He explained how the technology will find its way into Bentley’s vertical products that require structural modelling – products like OpenPlant and Pro/Steel.
With a set of shared component set of modelling tools a structure created in OpenPlant will immediately be able to be opened in Pro/Steel without transformation, he said. We should hear more about this interesting technology next year.
In other structural news the SELECTseries 6 releases of ProConcrete and ProSteel V8i will now run standalone on the Power Platform and do not need AutoCAD or MicroStation.
ProConcrete has a new capability called Template driven Solids, where users can create 3D linear objects from 2D templates. According to Mr Roberts, this can give a more accurate quantity take off for concrete as the volume excludes rebar.

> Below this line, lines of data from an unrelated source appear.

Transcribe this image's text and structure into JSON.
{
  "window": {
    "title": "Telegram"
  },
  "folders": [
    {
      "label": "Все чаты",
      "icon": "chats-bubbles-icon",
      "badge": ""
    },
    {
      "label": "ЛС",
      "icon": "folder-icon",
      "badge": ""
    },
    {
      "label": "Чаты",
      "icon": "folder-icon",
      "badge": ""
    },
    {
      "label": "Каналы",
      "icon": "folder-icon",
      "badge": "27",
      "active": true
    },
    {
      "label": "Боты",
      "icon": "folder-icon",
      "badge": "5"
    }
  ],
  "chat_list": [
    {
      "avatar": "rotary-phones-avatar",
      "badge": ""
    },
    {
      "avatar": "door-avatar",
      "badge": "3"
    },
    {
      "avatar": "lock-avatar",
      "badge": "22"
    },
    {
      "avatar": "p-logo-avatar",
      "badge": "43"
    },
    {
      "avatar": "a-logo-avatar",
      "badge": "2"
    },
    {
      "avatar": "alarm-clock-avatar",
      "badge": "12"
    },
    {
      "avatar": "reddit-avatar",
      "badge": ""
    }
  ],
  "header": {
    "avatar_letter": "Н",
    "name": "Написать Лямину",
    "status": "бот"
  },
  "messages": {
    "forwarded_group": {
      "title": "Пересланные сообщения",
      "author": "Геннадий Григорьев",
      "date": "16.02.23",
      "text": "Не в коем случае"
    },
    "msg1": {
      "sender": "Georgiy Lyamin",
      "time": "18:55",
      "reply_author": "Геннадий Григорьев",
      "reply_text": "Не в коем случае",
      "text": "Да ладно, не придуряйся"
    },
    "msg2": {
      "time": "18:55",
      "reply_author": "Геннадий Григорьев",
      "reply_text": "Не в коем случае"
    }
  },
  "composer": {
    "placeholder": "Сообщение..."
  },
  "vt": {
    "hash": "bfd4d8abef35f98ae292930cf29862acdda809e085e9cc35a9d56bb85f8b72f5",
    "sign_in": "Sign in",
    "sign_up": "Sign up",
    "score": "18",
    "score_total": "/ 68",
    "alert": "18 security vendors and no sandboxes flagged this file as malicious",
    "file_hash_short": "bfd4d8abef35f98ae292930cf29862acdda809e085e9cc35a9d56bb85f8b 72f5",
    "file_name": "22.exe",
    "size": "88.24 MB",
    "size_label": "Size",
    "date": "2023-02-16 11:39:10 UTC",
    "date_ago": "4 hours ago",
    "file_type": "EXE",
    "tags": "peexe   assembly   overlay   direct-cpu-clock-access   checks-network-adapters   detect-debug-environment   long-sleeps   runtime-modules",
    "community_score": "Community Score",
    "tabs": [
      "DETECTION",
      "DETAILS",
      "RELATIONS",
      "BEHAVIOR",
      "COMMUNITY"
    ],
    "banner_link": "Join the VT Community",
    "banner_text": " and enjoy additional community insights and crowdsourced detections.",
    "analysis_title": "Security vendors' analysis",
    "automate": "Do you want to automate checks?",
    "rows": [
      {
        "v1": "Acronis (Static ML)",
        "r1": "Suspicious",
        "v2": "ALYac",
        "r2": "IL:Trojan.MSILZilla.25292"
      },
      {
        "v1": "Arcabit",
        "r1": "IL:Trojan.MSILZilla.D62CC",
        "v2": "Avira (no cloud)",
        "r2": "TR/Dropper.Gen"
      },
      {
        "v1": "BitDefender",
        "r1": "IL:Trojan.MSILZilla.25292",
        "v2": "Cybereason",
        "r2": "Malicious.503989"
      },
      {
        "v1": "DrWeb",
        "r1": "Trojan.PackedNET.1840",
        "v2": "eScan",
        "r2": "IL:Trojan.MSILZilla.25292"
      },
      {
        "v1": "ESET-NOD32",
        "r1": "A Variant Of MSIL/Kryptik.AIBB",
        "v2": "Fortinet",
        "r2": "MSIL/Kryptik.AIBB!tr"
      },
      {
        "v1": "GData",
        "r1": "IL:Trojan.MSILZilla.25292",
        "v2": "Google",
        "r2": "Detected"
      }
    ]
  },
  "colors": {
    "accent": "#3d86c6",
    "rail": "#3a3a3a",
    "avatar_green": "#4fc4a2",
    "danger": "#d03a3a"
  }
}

There are also new parametric modelling tools for foundations and spiral columns and B-spline structural shapes — complex concrete structural shapes to match the geometries of today’s building, says Mr Roberts.

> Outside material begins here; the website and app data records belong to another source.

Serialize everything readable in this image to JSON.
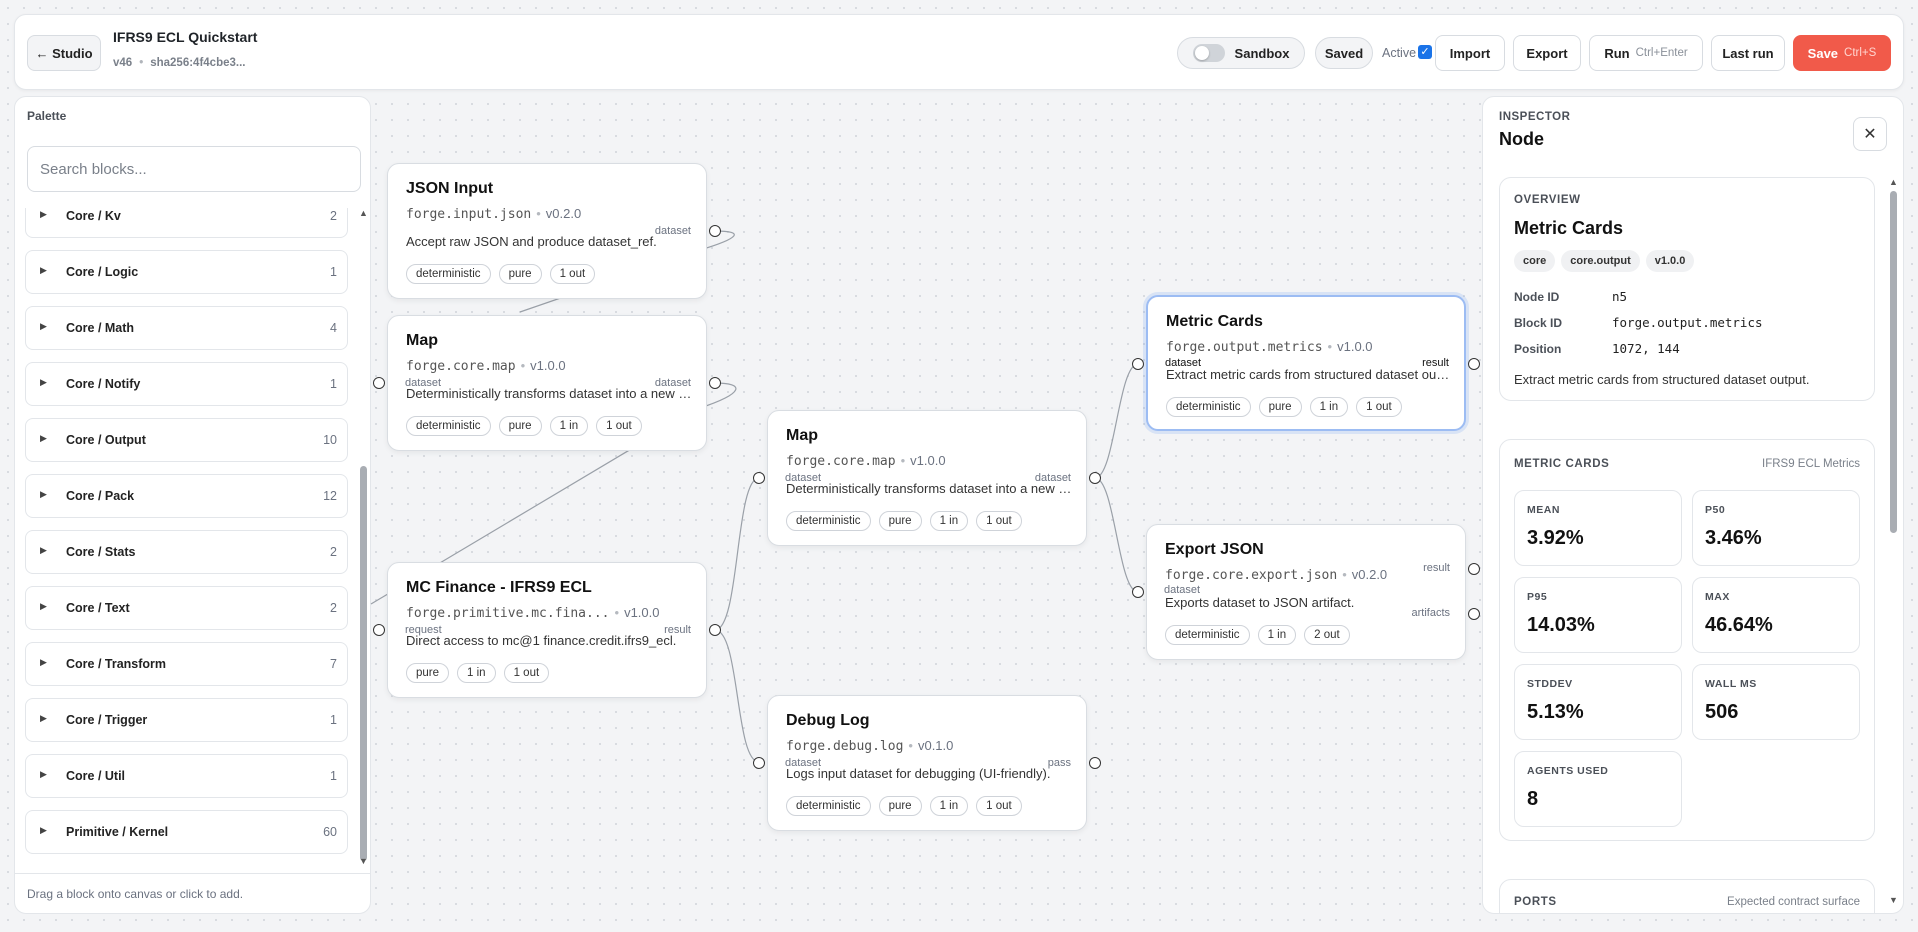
{
  "header": {
    "back_label": "← Studio",
    "title": "IFRS9 ECL Quickstart",
    "version": "v46",
    "hash": "sha256:4f4cbe3...",
    "sandbox_label": "Sandbox",
    "sandbox_on": false,
    "saved_label": "Saved",
    "active_label": "Active",
    "active_checked": true,
    "import_label": "Import",
    "export_label": "Export",
    "run_label": "Run",
    "run_shortcut": "Ctrl+Enter",
    "last_run_label": "Last run",
    "save_label": "Save",
    "save_shortcut": "Ctrl+S",
    "save_color": "#f15a4a"
  },
  "palette": {
    "title": "Palette",
    "search_placeholder": "Search blocks...",
    "categories": [
      {
        "name": "Core / Kv",
        "count": "2"
      },
      {
        "name": "Core / Logic",
        "count": "1"
      },
      {
        "name": "Core / Math",
        "count": "4"
      },
      {
        "name": "Core / Notify",
        "count": "1"
      },
      {
        "name": "Core / Output",
        "count": "10"
      },
      {
        "name": "Core / Pack",
        "count": "12"
      },
      {
        "name": "Core / Stats",
        "count": "2"
      },
      {
        "name": "Core / Text",
        "count": "2"
      },
      {
        "name": "Core / Transform",
        "count": "7"
      },
      {
        "name": "Core / Trigger",
        "count": "1"
      },
      {
        "name": "Core / Util",
        "count": "1"
      },
      {
        "name": "Primitive / Kernel",
        "count": "60"
      }
    ],
    "footer": "Drag a block onto canvas or click to add."
  },
  "nodes": {
    "json_input": {
      "title": "JSON Input",
      "block": "forge.input.json",
      "version": "v0.2.0",
      "desc": "Accept raw JSON and produce dataset_ref.",
      "tags": [
        "deterministic",
        "pure",
        "1 out"
      ],
      "out_port": "dataset"
    },
    "map1": {
      "title": "Map",
      "block": "forge.core.map",
      "version": "v1.0.0",
      "desc": "Deterministically transforms dataset into a new dataset.",
      "tags": [
        "deterministic",
        "pure",
        "1 in",
        "1 out"
      ],
      "in_port": "dataset",
      "out_port": "dataset"
    },
    "mc_finance": {
      "title": "MC Finance - IFRS9 ECL",
      "block": "forge.primitive.mc.fina...",
      "version": "v1.0.0",
      "desc": "Direct access to mc@1 finance.credit.ifrs9_ecl.",
      "tags": [
        "pure",
        "1 in",
        "1 out"
      ],
      "in_port": "request",
      "out_port": "result"
    },
    "map2": {
      "title": "Map",
      "block": "forge.core.map",
      "version": "v1.0.0",
      "desc": "Deterministically transforms dataset into a new dataset.",
      "tags": [
        "deterministic",
        "pure",
        "1 in",
        "1 out"
      ],
      "in_port": "dataset",
      "out_port": "dataset"
    },
    "debug_log": {
      "title": "Debug Log",
      "block": "forge.debug.log",
      "version": "v0.1.0",
      "desc": "Logs input dataset for debugging (UI-friendly).",
      "tags": [
        "deterministic",
        "pure",
        "1 in",
        "1 out"
      ],
      "in_port": "dataset",
      "out_port": "pass"
    },
    "metric_cards": {
      "title": "Metric Cards",
      "block": "forge.output.metrics",
      "version": "v1.0.0",
      "desc": "Extract metric cards from structured dataset output.",
      "tags": [
        "deterministic",
        "pure",
        "1 in",
        "1 out"
      ],
      "in_port": "dataset",
      "out_port": "result"
    },
    "export_json": {
      "title": "Export JSON",
      "block": "forge.core.export.json",
      "version": "v0.2.0",
      "desc": "Exports dataset to JSON artifact.",
      "tags": [
        "deterministic",
        "1 in",
        "2 out"
      ],
      "in_port": "dataset",
      "out_port_1": "result",
      "out_port_2": "artifacts"
    }
  },
  "inspector": {
    "eyebrow": "INSPECTOR",
    "title": "Node",
    "overview": {
      "eyebrow": "OVERVIEW",
      "name": "Metric Cards",
      "tags": [
        "core",
        "core.output",
        "v1.0.0"
      ],
      "node_id_label": "Node ID",
      "node_id": "n5",
      "block_id_label": "Block ID",
      "block_id": "forge.output.metrics",
      "position_label": "Position",
      "position": "1072, 144",
      "desc": "Extract metric cards from structured dataset output."
    },
    "metrics": {
      "eyebrow": "METRIC CARDS",
      "note": "IFRS9 ECL Metrics",
      "cards": [
        {
          "label": "MEAN",
          "value": "3.92%"
        },
        {
          "label": "P50",
          "value": "3.46%"
        },
        {
          "label": "P95",
          "value": "14.03%"
        },
        {
          "label": "MAX",
          "value": "46.64%"
        },
        {
          "label": "STDDEV",
          "value": "5.13%"
        },
        {
          "label": "WALL MS",
          "value": "506"
        },
        {
          "label": "AGENTS USED",
          "value": "8"
        }
      ]
    },
    "ports": {
      "eyebrow": "PORTS",
      "note": "Expected contract surface"
    }
  }
}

ProSteel also has some new intelligent parametric modelling tools for stairs, handrails and anchors. According to Mr Roberts detail goes right down to plate connections, stiffners and the threading of holes, so the model can go straight into fabrication.

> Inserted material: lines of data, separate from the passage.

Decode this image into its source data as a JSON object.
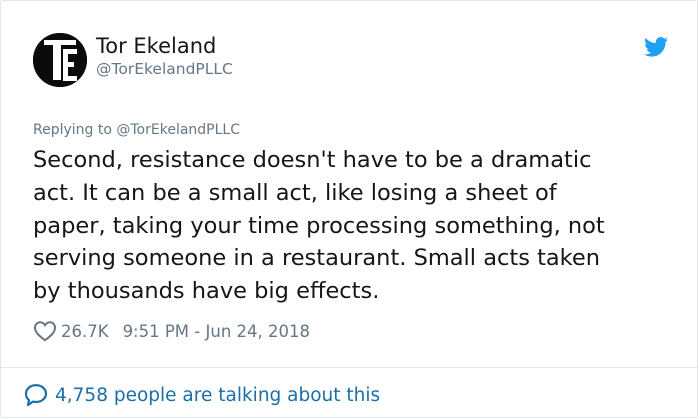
{
  "author": {
    "name": "Tor Ekeland",
    "handle": "@TorEkelandPLLC",
    "avatar_letters": "TE"
  },
  "reply": {
    "text": "Replying to @TorEkelandPLLC"
  },
  "tweet": {
    "lines": [
      "Second, resistance doesn't have to be a dramatic",
      "act. It can be a small act, like losing a sheet of",
      "paper, taking your time processing something, not",
      "serving someone in a restaurant. Small acts taken",
      "by thousands have big effects."
    ]
  },
  "meta": {
    "likes": "26.7K",
    "timestamp": "9:51 PM - Jun 24, 2018"
  },
  "footer": {
    "talking_text": "4,758 people are talking about this"
  },
  "icons": {
    "brand": "twitter-bird-icon",
    "like": "heart-outline-icon",
    "reply": "speech-bubble-icon"
  },
  "colors": {
    "twitter_blue": "#1da1f2",
    "link_blue": "#1b6fa8",
    "secondary_text": "#657786",
    "primary_text": "#14171a",
    "border": "#e1e8ed"
  }
}
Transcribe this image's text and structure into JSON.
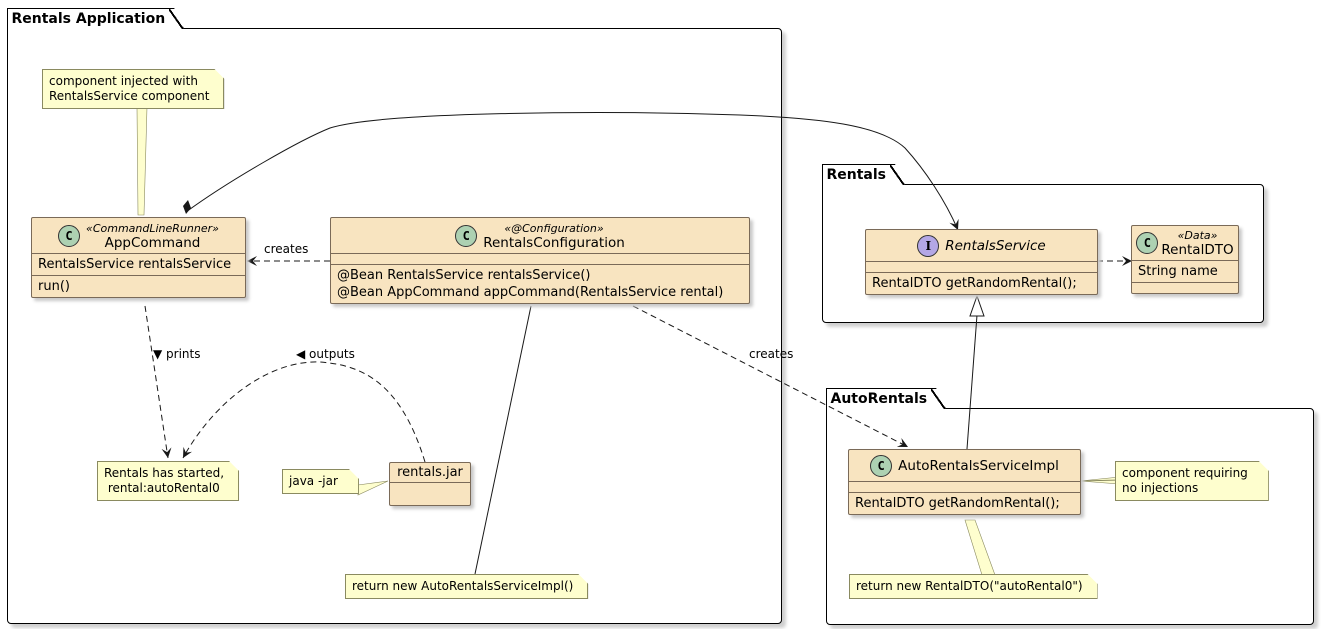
{
  "packages": {
    "rentals_application": {
      "label": "Rentals Application"
    },
    "rentals": {
      "label": "Rentals"
    },
    "auto_rentals": {
      "label": "AutoRentals"
    }
  },
  "classes": {
    "app_command": {
      "icon": "C",
      "stereotype": "«CommandLineRunner»",
      "name": "AppCommand",
      "fields": [
        "RentalsService rentalsService"
      ],
      "methods": [
        "run()"
      ]
    },
    "rentals_configuration": {
      "icon": "C",
      "stereotype": "«@Configuration»",
      "name": "RentalsConfiguration",
      "fields": [],
      "methods": [
        "@Bean RentalsService rentalsService()",
        "@Bean AppCommand appCommand(RentalsService rental)"
      ]
    },
    "rentals_service": {
      "icon": "I",
      "name": "RentalsService",
      "fields": [],
      "methods": [
        "RentalDTO getRandomRental();"
      ]
    },
    "rental_dto": {
      "icon": "C",
      "stereotype": "«Data»",
      "name": "RentalDTO",
      "fields": [
        "String name"
      ],
      "methods": []
    },
    "auto_rentals_service_impl": {
      "icon": "C",
      "name": "AutoRentalsServiceImpl",
      "fields": [],
      "methods": [
        "RentalDTO getRandomRental();"
      ]
    },
    "rentals_jar": {
      "name": "rentals.jar"
    }
  },
  "notes": {
    "component_injected": [
      "component injected with",
      "RentalsService component"
    ],
    "rentals_started": [
      "Rentals has started,",
      " rental:autoRental0"
    ],
    "java_jar": [
      "java -jar"
    ],
    "return_auto_impl": [
      "return new AutoRentalsServiceImpl()"
    ],
    "component_requiring": [
      "component requiring",
      "no injections"
    ],
    "return_rental_dto": [
      "return new RentalDTO(\"autoRental0\")"
    ]
  },
  "edge_labels": {
    "creates_app": "creates",
    "prints": "▼ prints",
    "outputs": "◀ outputs",
    "creates_impl": "creates"
  },
  "colors": {
    "class_fill": "#f8e4c0",
    "note_fill": "#fefece",
    "class_icon": "#add1b2",
    "interface_icon": "#b4a7e5"
  }
}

There was a big focus on rail and transit at the event, a key takeaway being that there were huge benefits from combining point-cloud and CAD data. Also, by using mobile applications to access ProjectWise, companies could save a large amount of money in reduced site visits.
Bentley’s acquisition of UK point cloud software developer Pointools was an investment in the core MicroStation technology, which the company sees as being a key future format in infrastructure projects.
With HS2 being mentioned throughout the event, an excellent rail example was shown, which combined a CAD model of an animated train travelling down a section of rail. This was combined with a point cloud captured model of the trees, bridges and environment. As the train sped along the track the system clash detected the CAD geometry against the point cloud foliage and bridge to check for problem areas.
Bentley Systems is a very technically proficient company that doesn’t rush into the ‘new’ thing until its portfolio of products can benefit. Its commitment to using MicroStation as a platform and building extensive vertical capabilities upon it provides a great sense of commonality between its solutions. However, with the software development market moving to the cloud as the platform of choice, this could have meant a huge amount of re-architecting of all its solutions, which many of its competitors have had to do.
Bentley is a devoted single platform Microsoft-based company so it’s perhaps no surprise that it has opted to use the Microsoft Azure cloud platform. With this addition to its desktop-based Windows applications, the new capabilities of license rental and cloud delivery will mean Bentley solutions will finally be available on the Mac, or any other operating system.
If Bentley gets the rental price right and continues to grow the number of its applications that can be accessed in this way, especially with ProjectWise, there is a potential for the company to finally appeal to those outside of its ‘corporate’, ‘big project’ traditional client-base. Small architectural practices could also bid and take part in DGN-based workflows without the overhead of buying perpetual licenses with SELECT.
Within the next year the CAD market will have radically changed the options open to customers to pay for and access design tools. The old model of highly priced perpetual licenses is set to fade, with individual term-rental or subscription pricing becoming the preferred payment options by vendors.
With more capability being available immediately on-line the market is certainly turning on its head. While this could be seen as users being even more in the vendors’ pockets, the advantage of being able to drop seats or quickly swap design technology providers should keep the software developers as keen as ever to provide value for money.